Afternoon Tea: A light British meal normally eaten around 4 or 5 pm. It consists of the consumption of finger sandwiches, scones with jams and clotted-cream, and tiny desserts.  All of this is enjoyed along with pots of tea.

Agony of the leaves: This is when tightly coiled tea leaves reveal themselves by slowly unfurling during the steeping process.

Anhui: A province in China that produces tea such as Keemun.

Antioxidant: A compound which slows the oxidation process.

Aroma: This is the smell given off by the infused tea leaves and the resulting liquor. Also called the “nose”.

Assam: A strong, full-bodied tea with a rich flavour named after the growing region in India. Quite often used in blends such as English Breakfast.

Assamica: A variety of Camellia sinensis. Referred to as Camellia sinensis var. assamica.

Astringent: Describing a sharp, dry taste in the mouth from the liquor. This is caused by unoxidized polyphenols.

Autumnal: Describes teas harvested in cooler weather during the late season. This is often associated to teas from India.

Friday, May 13, 2016

Tea Readings: Good luck drinking that brew!

Tea has a very fascinating history. It’s been around for thousands of years, so there are bound to be many stories surrounding my beloved beverage! Tea is deeply seeded within religion, conflict, and even politics. Many facts, legends, and myths, are associated to tea.
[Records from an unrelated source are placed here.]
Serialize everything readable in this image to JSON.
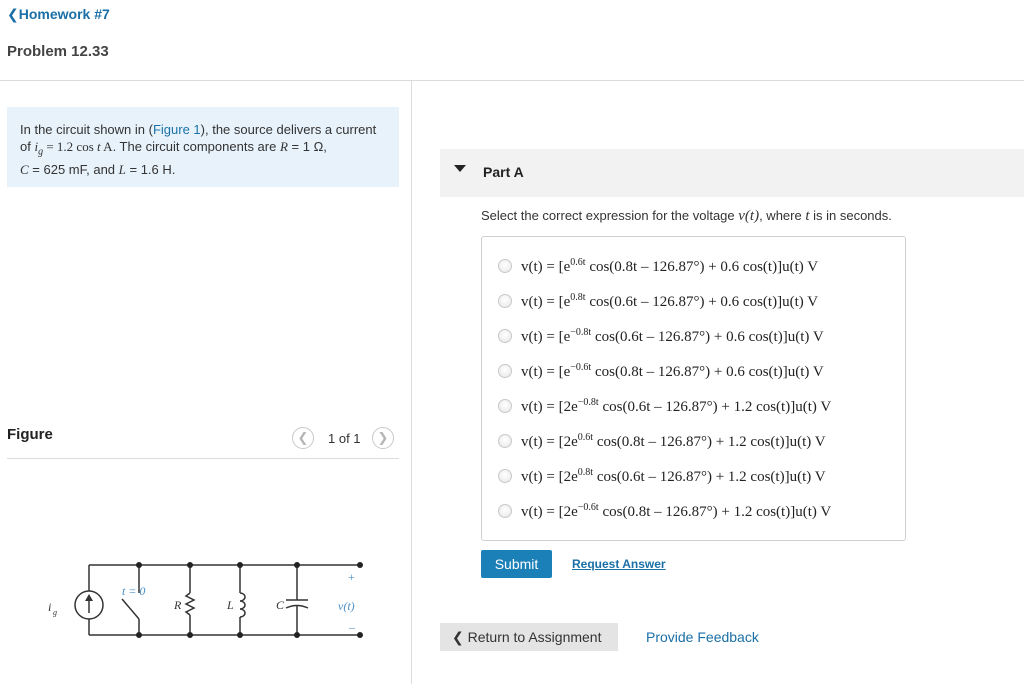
{
  "header": {
    "back_link": "Homework #7",
    "problem_title": "Problem 12.33"
  },
  "problem": {
    "text_1": "In the circuit shown in (",
    "figure_link": "Figure 1",
    "text_2": "), the source delivers a current",
    "text_3": "of ",
    "ig_sym": "i",
    "ig_sub": "g",
    "ig_expr": " = 1.2 cos ",
    "t_sym": "t",
    "ig_unit": " A",
    "text_4": ". The circuit components are ",
    "R_sym": "R",
    "R_val": " = 1 Ω,",
    "C_sym": "C",
    "C_val": " = 625 mF",
    "text_5": ", and ",
    "L_sym": "L",
    "L_val": " = 1.6 H."
  },
  "figure": {
    "label": "Figure",
    "pager_text": "1 of 1",
    "prev_icon": "chevron-left",
    "next_icon": "chevron-right",
    "circuit_labels": {
      "ig": "i",
      "ig_sub": "g",
      "switch": "t = 0",
      "R": "R",
      "L": "L",
      "C": "C",
      "v": "v(t)",
      "plus": "+",
      "minus": "–"
    }
  },
  "part": {
    "title": "Part A",
    "question_1": "Select the correct expression for the voltage ",
    "question_v": "v(t)",
    "question_2": ", where ",
    "question_t": "t",
    "question_3": " is in seconds."
  },
  "options": [
    {
      "pre": "v(t) = [e",
      "exp": "0.6t",
      "post": " cos(0.8t – 126.87°) + 0.6 cos(t)]u(t) V"
    },
    {
      "pre": "v(t) = [e",
      "exp": "0.8t",
      "post": " cos(0.6t – 126.87°) + 0.6 cos(t)]u(t) V"
    },
    {
      "pre": "v(t) = [e",
      "exp": "−0.8t",
      "post": " cos(0.6t – 126.87°) + 0.6 cos(t)]u(t) V"
    },
    {
      "pre": "v(t) = [e",
      "exp": "−0.6t",
      "post": " cos(0.8t – 126.87°) + 0.6 cos(t)]u(t) V"
    },
    {
      "pre": "v(t) = [2e",
      "exp": "−0.8t",
      "post": " cos(0.6t – 126.87°) + 1.2 cos(t)]u(t) V"
    },
    {
      "pre": "v(t) = [2e",
      "exp": "0.6t",
      "post": " cos(0.8t – 126.87°) + 1.2 cos(t)]u(t) V"
    },
    {
      "pre": "v(t) = [2e",
      "exp": "0.8t",
      "post": " cos(0.6t – 126.87°) + 1.2 cos(t)]u(t) V"
    },
    {
      "pre": "v(t) = [2e",
      "exp": "−0.6t",
      "post": " cos(0.8t – 126.87°) + 1.2 cos(t)]u(t) V"
    }
  ],
  "actions": {
    "submit": "Submit",
    "request_answer": "Request Answer",
    "return": "Return to Assignment",
    "feedback": "Provide Feedback"
  },
  "colors": {
    "link": "#1a6fa6",
    "button": "#1b7fb8",
    "problem_bg": "#e8f2fb"
  }
}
The many rituals and protocols in both the Afternoon Tea and Japanese Tea Ceremony alone account for a variety of tales. 

I thought it was so fitting on this day of Friday the 13th to share some superstitions involving tea. Some are strange, some will make you smile. Still, there are some that will have you thinking. I know I’ve been re-thinking the way I make my tea! Have a good chuckle, and, may a cup of tea bring you an abundance of success!
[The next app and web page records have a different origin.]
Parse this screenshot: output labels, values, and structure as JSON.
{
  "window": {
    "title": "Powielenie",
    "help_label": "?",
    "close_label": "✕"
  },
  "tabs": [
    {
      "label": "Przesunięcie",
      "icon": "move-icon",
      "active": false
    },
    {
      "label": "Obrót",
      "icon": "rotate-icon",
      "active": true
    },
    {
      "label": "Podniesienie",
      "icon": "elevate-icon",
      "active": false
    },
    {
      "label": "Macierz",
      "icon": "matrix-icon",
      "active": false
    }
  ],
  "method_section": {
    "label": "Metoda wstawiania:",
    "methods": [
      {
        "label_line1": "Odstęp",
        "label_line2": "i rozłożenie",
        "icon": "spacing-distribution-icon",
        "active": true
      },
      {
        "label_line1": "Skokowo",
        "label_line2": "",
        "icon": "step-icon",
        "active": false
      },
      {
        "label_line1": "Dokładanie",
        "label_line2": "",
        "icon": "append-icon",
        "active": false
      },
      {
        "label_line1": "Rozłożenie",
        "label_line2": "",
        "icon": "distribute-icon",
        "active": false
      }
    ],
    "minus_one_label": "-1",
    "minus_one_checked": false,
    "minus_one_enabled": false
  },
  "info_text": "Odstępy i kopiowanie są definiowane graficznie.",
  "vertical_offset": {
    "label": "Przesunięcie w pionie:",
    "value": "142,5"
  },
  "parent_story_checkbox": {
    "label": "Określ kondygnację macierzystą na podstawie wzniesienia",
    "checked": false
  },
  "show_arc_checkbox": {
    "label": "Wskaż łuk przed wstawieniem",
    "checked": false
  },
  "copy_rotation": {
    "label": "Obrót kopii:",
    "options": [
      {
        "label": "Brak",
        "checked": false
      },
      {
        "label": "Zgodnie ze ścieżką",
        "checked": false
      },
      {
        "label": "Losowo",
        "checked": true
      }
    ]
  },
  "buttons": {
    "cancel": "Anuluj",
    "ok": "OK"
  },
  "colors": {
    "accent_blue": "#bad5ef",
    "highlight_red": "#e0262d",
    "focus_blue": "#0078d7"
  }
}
  • Consider it good luck if you’ve spilled some tea while making it.
  • A stranger may bring you some bad news if you’ve forgotten to place the lid on the teapot. 
  • You may remain single if you put the milk in your tea before the sugar.
  • Two teaspoons, accidentally placed together on the same saucer, may indicate an upcoming wedding or even a pregnancy with the possibility of having twins.
  • If two women pour tea from the same teapot, one of them may have a baby within the year.
  • If a man and a woman take turns pouring tea, they may have a child born to them.
  • If a female visitor pours tea from another woman's teapot in her house, both women may experience bad luck or one of them may have a baby within the year.
  • A secret may be revealed if some tea spills from the spout of the teapot while it’s being carried.
  • Someone may be sweet on you if some sugar remains undissolved at the bottom of your cup.
  • Stirring the pot counter-clockwise may stir up some trouble with a friend.
  • You may have an argument with someone if you stir the pot before pouring from it. 
  • It is considered unlucky to stir tea with anything other than a spoon.
  • If you brew a stronger tea than usual, you may form a new friendship.
  • If you brew a weaker tea than usual, you may end a friendship.
  • It’s a bad omen to forget to put the tea leaves into the pot before pouring boiling water in it.
  • Bubbles stuck to the side of the cup may indicate a developing romance. Each bubble represents a kiss.
  • Floating bubbles that can be slurped without touching the sides of the cup, indicate that you may receive a letter in the mail.
  • Floating bubbles in the middle suggests you may become rich. The more the bubbles, the greater the wealth.
  • Small particles of tea leaves that float to the top may indicate a visit from a stranger or a lover.
  • The more tea leaves you have in your teacup, a much fuller life you will have.
  • Accidentally dropping some loose leaf tea in your home may bring good luck.
  • If you accidentally dropped a teaspoon on the floor, a child will visit your home.
  • You may lose something within a week if the tag on a teabag falls off while it’s in your cup.